● **Material provided**:

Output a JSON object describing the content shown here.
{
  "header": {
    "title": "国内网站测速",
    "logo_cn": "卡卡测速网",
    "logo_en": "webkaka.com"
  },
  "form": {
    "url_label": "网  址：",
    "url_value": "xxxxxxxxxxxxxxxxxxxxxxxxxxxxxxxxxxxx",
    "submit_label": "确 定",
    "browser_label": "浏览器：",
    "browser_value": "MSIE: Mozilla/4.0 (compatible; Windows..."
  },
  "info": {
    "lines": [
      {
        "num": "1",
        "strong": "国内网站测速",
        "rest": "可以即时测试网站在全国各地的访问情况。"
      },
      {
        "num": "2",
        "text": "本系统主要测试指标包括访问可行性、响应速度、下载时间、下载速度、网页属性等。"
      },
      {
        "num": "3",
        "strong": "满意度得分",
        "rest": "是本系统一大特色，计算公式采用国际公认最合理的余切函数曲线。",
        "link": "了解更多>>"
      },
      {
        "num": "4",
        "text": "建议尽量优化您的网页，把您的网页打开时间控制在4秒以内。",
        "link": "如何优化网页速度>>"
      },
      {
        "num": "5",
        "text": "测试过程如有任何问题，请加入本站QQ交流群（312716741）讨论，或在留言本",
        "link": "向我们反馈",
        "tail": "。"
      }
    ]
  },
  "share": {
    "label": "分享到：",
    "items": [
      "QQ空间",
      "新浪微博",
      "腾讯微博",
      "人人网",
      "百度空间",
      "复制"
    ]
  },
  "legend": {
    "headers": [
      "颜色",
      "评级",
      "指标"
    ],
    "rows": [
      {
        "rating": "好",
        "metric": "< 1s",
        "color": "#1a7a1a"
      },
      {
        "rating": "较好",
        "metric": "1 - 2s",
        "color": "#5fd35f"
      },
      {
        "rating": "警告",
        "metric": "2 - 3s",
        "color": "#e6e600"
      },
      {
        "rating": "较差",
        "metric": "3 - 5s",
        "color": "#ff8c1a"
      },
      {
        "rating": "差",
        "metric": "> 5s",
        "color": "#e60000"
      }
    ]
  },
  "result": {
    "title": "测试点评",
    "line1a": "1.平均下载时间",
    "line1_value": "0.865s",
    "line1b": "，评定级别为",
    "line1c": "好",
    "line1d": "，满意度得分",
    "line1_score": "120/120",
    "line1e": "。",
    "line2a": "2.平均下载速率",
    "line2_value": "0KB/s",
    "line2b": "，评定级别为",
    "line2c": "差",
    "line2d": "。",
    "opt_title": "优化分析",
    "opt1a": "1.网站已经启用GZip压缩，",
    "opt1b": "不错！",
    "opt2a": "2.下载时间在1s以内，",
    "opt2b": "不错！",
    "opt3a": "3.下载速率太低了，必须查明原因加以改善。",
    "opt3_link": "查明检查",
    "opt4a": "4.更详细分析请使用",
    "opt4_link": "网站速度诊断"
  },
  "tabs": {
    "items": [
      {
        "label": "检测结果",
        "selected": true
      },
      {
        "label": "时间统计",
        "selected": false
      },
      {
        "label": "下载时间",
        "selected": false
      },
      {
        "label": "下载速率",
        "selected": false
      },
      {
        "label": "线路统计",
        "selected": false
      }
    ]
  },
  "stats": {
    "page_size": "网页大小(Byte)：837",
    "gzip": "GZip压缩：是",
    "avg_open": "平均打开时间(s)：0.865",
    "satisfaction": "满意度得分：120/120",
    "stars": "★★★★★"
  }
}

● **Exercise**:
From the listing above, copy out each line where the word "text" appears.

● **Exercise answer**:
        "text": "本系统主要测试指标包括访问可行性、响应速度、下载时间、下载速度、网页属性等。"
        "text": "建议尽量优化您的网页，把您的网页打开时间控制在4秒以内。",
        "text": "测试过程如有任何问题，请加入本站QQ交流群（312716741）讨论，或在留言本",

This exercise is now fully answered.